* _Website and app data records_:
========================================

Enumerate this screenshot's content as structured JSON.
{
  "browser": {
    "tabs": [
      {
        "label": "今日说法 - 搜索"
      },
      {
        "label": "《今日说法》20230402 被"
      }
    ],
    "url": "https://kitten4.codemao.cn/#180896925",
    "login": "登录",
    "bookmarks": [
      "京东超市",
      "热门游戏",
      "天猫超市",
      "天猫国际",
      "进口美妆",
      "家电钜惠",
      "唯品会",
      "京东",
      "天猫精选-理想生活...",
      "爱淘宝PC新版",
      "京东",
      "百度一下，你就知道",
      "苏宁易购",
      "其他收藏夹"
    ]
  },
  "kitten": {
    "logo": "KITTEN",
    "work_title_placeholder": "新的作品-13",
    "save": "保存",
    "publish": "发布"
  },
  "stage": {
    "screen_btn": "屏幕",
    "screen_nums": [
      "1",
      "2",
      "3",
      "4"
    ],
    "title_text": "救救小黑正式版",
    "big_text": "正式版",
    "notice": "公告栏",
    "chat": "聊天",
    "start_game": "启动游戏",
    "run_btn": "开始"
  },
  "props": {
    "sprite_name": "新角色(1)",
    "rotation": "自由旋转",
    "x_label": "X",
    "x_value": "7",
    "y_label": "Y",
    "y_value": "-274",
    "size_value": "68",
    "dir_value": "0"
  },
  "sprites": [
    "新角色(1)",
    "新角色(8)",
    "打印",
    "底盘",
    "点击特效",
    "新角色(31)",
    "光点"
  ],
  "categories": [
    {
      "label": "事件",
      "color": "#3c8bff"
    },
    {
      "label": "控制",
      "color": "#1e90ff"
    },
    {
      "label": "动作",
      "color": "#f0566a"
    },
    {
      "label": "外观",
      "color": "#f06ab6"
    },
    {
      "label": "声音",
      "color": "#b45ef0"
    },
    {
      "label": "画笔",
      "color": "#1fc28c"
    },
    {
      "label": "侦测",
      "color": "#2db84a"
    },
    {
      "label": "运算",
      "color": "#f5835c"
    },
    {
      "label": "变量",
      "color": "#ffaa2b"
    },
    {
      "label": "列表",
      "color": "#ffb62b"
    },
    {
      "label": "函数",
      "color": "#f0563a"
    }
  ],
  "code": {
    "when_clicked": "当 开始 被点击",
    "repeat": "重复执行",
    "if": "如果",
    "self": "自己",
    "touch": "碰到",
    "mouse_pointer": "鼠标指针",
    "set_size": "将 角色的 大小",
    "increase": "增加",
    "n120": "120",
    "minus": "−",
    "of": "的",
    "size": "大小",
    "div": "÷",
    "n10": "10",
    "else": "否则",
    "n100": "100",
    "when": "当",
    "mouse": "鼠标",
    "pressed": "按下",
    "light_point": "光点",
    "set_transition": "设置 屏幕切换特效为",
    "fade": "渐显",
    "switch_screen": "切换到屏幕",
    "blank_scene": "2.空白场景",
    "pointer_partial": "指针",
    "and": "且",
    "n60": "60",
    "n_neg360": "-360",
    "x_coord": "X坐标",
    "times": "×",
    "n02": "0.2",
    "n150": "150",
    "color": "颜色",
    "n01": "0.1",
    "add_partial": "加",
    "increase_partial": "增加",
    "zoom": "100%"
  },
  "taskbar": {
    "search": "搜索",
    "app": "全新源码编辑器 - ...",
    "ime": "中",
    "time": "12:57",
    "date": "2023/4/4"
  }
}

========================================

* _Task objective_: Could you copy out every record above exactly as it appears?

* _Finished task_:
Enumerate this screenshot's content as structured JSON.
{
  "browser": {
    "tabs": [
      {
        "label": "今日说法 - 搜索"
      },
      {
        "label": "《今日说法》20230402 被"
      }
    ],
    "url": "https://kitten4.codemao.cn/#180896925",
    "login": "登录",
    "bookmarks": [
      "京东超市",
      "热门游戏",
      "天猫超市",
      "天猫国际",
      "进口美妆",
      "家电钜惠",
      "唯品会",
      "京东",
      "天猫精选-理想生活...",
      "爱淘宝PC新版",
      "京东",
      "百度一下，你就知道",
      "苏宁易购",
      "其他收藏夹"
    ]
  },
  "kitten": {
    "logo": "KITTEN",
    "work_title_placeholder": "新的作品-13",
    "save": "保存",
    "publish": "发布"
  },
  "stage": {
    "screen_btn": "屏幕",
    "screen_nums": [
      "1",
      "2",
      "3",
      "4"
    ],
    "title_text": "救救小黑正式版",
    "big_text": "正式版",
    "notice": "公告栏",
    "chat": "聊天",
    "start_game": "启动游戏",
    "run_btn": "开始"
  },
  "props": {
    "sprite_name": "新角色(1)",
    "rotation": "自由旋转",
    "x_label": "X",
    "x_value": "7",
    "y_label": "Y",
    "y_value": "-274",
    "size_value": "68",
    "dir_value": "0"
  },
  "sprites": [
    "新角色(1)",
    "新角色(8)",
    "打印",
    "底盘",
    "点击特效",
    "新角色(31)",
    "光点"
  ],
  "categories": [
    {
      "label": "事件",
      "color": "#3c8bff"
    },
    {
      "label": "控制",
      "color": "#1e90ff"
    },
    {
      "label": "动作",
      "color": "#f0566a"
    },
    {
      "label": "外观",
      "color": "#f06ab6"
    },
    {
      "label": "声音",
      "color": "#b45ef0"
    },
    {
      "label": "画笔",
      "color": "#1fc28c"
    },
    {
      "label": "侦测",
      "color": "#2db84a"
    },
    {
      "label": "运算",
      "color": "#f5835c"
    },
    {
      "label": "变量",
      "color": "#ffaa2b"
    },
    {
      "label": "列表",
      "color": "#ffb62b"
    },
    {
      "label": "函数",
      "color": "#f0563a"
    }
  ],
  "code": {
    "when_clicked": "当 开始 被点击",
    "repeat": "重复执行",
    "if": "如果",
    "self": "自己",
    "touch": "碰到",
    "mouse_pointer": "鼠标指针",
    "set_size": "将 角色的 大小",
    "increase": "增加",
    "n120": "120",
    "minus": "−",
    "of": "的",
    "size": "大小",
    "div": "÷",
    "n10": "10",
    "else": "否则",
    "n100": "100",
    "when": "当",
    "mouse": "鼠标",
    "pressed": "按下",
    "light_point": "光点",
    "set_transition": "设置 屏幕切换特效为",
    "fade": "渐显",
    "switch_screen": "切换到屏幕",
    "blank_scene": "2.空白场景",
    "pointer_partial": "指针",
    "and": "且",
    "n60": "60",
    "n_neg360": "-360",
    "x_coord": "X坐标",
    "times": "×",
    "n02": "0.2",
    "n150": "150",
    "color": "颜色",
    "n01": "0.1",
    "add_partial": "加",
    "increase_partial": "增加",
    "zoom": "100%"
  },
  "taskbar": {
    "search": "搜索",
    "app": "全新源码编辑器 - ...",
    "ime": "中",
    "time": "12:57",
    "date": "2023/4/4"
  }
}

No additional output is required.